Tundra burning in Alaska: linkages to climatic change and sea ice retreat
Document Type: Journal Article
Author(s): Feng Sheng Hu; Philip E. Higuera; John E. Walsh; William L. Chapman; Paul A. Duffy; Linda B. Brubaker; Melissa L. Chipman
Publication Year: 2010

Cataloging Information

  • Arctic
  • charcoal
  • climate change
  • cover
  • fire case histories
  • fire intensity
  • fire management
  • natural areas management
  • paleoecology
  • sedimentation
  • soil organic matter
  • tundra
  • wildfires
Record Maintained By:
Record Last Modified: August 19, 2020
FRAMES Record Number: 48992
Tall Timbers Record Number: 25258
TTRS Location Status: Not in file
TTRS Call Number: Not in File
TTRS Abstract Status: Fair use, Okay, Reproduced by permission
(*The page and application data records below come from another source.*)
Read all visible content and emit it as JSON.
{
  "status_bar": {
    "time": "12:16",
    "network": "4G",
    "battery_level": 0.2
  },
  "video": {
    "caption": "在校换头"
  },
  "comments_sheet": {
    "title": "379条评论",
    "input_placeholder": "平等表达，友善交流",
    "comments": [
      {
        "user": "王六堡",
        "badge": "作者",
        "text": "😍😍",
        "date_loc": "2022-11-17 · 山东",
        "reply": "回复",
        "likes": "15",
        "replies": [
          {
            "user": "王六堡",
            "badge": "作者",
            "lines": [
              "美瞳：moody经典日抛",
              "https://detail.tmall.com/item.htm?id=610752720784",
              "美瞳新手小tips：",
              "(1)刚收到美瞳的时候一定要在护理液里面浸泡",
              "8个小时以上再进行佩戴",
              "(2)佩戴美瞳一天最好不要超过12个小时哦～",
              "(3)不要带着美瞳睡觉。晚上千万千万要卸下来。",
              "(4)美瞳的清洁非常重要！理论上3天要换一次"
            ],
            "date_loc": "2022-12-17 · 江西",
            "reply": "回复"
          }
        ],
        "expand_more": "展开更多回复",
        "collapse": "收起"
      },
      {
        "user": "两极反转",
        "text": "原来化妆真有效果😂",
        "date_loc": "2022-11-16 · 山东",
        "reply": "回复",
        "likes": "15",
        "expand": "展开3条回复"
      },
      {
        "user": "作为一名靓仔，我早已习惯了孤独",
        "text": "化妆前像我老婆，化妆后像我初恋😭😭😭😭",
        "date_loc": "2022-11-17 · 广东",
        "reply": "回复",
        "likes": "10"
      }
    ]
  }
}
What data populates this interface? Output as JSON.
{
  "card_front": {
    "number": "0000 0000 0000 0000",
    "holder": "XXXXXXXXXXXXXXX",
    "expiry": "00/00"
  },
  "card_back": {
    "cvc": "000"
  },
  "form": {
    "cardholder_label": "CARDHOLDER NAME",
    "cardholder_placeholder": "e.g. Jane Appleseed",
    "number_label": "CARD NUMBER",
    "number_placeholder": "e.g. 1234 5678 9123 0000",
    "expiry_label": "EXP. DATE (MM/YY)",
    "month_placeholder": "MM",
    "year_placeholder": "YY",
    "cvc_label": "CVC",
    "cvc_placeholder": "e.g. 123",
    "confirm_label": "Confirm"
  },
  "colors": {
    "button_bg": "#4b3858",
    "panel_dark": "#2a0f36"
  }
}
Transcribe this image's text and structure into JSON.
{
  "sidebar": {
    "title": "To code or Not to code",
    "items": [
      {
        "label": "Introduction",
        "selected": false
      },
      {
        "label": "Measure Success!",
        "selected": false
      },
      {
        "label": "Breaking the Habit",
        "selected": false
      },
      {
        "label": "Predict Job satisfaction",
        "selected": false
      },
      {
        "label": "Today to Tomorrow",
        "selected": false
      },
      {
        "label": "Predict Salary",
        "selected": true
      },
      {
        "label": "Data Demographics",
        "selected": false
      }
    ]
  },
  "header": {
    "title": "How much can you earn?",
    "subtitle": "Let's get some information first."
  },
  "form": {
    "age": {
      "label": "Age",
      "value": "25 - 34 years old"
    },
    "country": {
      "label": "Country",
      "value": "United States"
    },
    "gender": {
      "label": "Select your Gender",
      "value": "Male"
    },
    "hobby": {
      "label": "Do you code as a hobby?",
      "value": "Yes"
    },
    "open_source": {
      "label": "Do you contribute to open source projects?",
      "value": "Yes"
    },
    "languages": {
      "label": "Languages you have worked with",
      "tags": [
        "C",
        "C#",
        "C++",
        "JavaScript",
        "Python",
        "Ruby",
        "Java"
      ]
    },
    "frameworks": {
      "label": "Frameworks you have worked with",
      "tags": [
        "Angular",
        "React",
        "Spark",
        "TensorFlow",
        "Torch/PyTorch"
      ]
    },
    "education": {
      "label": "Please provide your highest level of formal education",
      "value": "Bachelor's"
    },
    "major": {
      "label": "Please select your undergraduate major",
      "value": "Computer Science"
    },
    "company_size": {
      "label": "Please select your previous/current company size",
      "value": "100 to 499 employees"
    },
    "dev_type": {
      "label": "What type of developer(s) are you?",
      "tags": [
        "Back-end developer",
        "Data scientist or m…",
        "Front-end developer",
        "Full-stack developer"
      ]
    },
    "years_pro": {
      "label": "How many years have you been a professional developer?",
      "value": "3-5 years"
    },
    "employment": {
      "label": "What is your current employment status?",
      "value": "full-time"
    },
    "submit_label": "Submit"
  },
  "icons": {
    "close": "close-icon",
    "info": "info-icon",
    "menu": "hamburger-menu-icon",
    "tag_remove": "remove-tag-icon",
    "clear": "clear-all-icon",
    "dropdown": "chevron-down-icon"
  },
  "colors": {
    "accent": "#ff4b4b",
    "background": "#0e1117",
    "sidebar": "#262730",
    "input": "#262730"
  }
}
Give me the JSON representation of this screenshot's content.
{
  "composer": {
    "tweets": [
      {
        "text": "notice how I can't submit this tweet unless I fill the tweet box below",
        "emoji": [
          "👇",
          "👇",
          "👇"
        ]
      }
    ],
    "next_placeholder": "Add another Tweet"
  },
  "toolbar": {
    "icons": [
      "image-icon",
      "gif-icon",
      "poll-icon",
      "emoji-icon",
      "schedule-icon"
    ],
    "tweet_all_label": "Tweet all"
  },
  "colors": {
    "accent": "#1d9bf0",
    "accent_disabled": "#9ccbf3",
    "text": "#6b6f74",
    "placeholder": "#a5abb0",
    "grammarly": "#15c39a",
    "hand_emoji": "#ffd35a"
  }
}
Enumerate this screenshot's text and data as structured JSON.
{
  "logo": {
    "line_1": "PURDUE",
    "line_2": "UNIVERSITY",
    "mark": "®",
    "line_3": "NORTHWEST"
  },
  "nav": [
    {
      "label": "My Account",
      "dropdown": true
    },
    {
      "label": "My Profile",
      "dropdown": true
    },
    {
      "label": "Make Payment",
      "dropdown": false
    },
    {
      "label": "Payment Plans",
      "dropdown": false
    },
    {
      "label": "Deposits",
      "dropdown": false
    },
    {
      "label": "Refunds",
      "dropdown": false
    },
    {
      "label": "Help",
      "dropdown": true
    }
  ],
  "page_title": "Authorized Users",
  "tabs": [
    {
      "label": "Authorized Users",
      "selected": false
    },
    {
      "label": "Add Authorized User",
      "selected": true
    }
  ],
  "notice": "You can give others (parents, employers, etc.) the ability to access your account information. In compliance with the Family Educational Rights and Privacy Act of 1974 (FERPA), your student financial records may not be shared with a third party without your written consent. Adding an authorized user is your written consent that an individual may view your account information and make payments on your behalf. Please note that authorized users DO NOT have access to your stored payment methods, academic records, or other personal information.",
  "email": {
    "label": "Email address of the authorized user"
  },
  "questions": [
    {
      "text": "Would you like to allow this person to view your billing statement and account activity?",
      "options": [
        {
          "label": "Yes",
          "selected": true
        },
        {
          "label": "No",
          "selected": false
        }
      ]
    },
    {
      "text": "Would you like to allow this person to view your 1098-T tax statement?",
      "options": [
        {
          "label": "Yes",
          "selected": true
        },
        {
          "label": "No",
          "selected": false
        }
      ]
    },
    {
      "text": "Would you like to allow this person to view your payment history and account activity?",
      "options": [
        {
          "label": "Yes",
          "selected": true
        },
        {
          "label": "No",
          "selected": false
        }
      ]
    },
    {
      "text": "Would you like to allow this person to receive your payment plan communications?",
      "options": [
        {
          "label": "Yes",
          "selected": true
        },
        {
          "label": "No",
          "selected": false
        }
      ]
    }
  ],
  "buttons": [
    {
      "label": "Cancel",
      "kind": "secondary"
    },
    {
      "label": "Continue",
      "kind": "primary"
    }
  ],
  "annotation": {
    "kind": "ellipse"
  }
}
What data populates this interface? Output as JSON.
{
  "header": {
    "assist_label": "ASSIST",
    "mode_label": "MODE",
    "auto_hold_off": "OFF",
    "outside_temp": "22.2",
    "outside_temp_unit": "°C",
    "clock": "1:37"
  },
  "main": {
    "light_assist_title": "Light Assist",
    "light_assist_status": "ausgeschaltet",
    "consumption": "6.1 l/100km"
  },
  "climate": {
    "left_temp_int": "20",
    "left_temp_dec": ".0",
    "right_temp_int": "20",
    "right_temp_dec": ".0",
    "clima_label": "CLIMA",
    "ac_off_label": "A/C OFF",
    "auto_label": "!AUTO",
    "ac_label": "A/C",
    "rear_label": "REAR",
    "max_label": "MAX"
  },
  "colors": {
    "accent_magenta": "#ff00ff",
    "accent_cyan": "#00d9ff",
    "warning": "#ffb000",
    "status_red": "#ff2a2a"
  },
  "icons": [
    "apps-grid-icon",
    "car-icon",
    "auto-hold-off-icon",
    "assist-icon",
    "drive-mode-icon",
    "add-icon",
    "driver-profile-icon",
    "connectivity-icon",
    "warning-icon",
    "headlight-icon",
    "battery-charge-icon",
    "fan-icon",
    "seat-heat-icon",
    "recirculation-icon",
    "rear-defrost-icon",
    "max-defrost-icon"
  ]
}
This bibliographic record was either created or modified by the Tall Timbers Research Station and Land Conservancy and is provided without charge to promote research and education in Fire Ecology. The E.V. Komarek Fire Ecology Database is the intellectual property of the Tall Timbers Research Station and Land Conservancy.


Recent climatic warming has resulted in pronounced environmental changes in the Arctic, including shrub cover expansion and sea ice shrinkage. These changes foreshadow more dramatic impacts that will occur if the warming trend continues. Among the major challenges in anticipating these impacts are ''surprises'' stemming from changes in system components that have remained relatively stable in the historic record. Tundra burning is potentially one such component. Here we report paleoecological evidence showing that recent tundra burning is unprecedented in the central Alaskan Arctic within the last 5000 years. Analysis of lake sediment cores reveals peak values of charcoal accumulation corresponding to the Anaktuvuk River Fire in 2007, with no evidence of other fire events throughout the past five millennia in that area. Atmospheric reanalysis suggests that the fire was favored by exceptionally warm and dry weather conditions in summer and early autumn. Boosted regression tree modeling shows that such conditions also explain 95% of the interannual variability in tundra area burned throughout Alaska over the past 60 years and that the response of tundra burning to climatic warming is nonlinear. These results contribute to an emerging body of evidence suggesting that tundra ecosystems can burn more frequently under suitable climatic and fuel conditions. The Anaktuvuk River Fire coincides with extreme sea ice retreat, and tundra area burned in Alaska is moderately correlated with sea ice extent from 1979 to 2009 (r = -0.43, p = 0.02). Recurrences of large tundra fires as a result of sea ice disappearance may represent a novel manifestation of coupled marine-terrestrial responses to climatic warming. © 2010 by the American Geophysical Union.

Online Link(s):
Hu, F. S., P. E. Higuera, J. E. Walsh, W. L. Chapman, P. A. Duffy, L. B. Brubaker, and M. L. Chipman. 2010. Tundra burning in Alaska: linkages to climatic change and sea ice retreat. Journal of Geophysical Research: Biogeosciences, v. 115, p. G04002-G04008. 10.1029/2009.